_EXERCISE DIRECTIONS_. List the lines of this listing that hold the word "feature".

_DATA FOR ANALYSIS_.
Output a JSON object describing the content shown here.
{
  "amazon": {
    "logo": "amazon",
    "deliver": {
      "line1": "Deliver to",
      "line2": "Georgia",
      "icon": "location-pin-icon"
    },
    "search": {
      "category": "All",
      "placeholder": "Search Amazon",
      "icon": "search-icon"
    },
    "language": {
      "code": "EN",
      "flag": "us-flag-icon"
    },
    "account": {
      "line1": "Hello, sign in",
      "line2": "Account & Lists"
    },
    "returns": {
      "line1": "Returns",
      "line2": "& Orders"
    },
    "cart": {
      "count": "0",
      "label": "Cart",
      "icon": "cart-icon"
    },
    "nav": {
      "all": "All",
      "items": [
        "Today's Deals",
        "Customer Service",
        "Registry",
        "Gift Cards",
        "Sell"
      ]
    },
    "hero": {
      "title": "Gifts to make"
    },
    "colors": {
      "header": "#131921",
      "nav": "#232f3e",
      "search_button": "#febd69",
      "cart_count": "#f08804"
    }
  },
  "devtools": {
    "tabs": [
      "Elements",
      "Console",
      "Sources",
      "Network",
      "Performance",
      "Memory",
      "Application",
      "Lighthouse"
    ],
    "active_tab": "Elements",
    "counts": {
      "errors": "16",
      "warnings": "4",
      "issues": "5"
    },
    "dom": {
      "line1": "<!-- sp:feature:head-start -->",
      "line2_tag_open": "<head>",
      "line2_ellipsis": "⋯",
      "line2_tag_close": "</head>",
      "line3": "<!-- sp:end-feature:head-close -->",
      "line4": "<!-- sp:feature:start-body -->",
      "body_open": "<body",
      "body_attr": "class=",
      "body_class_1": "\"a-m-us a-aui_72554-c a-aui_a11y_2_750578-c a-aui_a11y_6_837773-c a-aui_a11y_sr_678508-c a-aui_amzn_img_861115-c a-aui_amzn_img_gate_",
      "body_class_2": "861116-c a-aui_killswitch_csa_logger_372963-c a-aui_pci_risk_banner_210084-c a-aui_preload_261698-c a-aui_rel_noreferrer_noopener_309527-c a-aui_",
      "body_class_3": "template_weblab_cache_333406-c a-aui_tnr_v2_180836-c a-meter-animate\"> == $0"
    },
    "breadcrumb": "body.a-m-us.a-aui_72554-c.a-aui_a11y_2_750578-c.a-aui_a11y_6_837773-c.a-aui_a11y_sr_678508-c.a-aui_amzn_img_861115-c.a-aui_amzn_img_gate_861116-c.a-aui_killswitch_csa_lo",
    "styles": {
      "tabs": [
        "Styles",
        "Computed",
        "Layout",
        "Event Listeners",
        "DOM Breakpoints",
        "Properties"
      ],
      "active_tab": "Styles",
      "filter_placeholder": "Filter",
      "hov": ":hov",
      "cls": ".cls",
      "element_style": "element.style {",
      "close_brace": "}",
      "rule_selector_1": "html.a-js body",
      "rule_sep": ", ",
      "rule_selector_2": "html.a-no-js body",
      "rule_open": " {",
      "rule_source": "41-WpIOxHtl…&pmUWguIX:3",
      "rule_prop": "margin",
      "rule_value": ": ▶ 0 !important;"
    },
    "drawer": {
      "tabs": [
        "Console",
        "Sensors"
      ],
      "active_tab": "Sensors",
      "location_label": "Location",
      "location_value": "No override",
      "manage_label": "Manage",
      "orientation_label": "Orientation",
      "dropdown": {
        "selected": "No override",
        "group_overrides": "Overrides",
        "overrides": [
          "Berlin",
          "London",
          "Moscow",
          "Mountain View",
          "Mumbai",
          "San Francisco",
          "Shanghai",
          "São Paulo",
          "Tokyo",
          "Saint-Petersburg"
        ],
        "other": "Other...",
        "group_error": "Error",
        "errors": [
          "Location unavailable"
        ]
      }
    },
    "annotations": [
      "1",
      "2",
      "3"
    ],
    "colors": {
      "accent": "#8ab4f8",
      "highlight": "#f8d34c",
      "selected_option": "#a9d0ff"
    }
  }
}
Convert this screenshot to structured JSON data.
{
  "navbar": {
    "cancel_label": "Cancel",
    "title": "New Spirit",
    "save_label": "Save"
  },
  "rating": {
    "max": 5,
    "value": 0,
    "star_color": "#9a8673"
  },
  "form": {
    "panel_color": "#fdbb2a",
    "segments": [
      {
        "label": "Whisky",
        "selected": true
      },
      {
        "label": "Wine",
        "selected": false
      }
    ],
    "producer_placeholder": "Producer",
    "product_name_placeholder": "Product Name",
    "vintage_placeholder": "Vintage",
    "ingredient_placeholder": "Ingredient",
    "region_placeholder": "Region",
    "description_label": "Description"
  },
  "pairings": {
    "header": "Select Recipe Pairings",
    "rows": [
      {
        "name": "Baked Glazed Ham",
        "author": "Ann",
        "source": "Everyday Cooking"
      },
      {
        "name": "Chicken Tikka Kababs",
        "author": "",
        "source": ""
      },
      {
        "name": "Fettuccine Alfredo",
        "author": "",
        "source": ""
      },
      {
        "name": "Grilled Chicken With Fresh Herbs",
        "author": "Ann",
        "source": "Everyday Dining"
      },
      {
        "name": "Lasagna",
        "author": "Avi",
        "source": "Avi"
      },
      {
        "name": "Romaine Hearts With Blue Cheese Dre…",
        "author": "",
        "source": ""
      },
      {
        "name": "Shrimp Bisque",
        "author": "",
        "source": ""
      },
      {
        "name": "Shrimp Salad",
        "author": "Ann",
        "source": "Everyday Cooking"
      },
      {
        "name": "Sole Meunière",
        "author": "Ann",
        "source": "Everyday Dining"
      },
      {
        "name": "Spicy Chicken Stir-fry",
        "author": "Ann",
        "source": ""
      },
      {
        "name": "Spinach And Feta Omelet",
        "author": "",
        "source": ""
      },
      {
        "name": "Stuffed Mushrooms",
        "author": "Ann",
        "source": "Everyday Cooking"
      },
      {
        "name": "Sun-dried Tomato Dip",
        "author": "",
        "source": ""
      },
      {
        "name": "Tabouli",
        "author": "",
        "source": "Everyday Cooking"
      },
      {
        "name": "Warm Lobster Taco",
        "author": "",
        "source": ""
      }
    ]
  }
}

_RESPONSE BOX_.
      "line1": "<!-- sp:feature:head-start -->",
      "line3": "<!-- sp:end-feature:head-close -->",
      "line4": "<!-- sp:feature:start-body -->",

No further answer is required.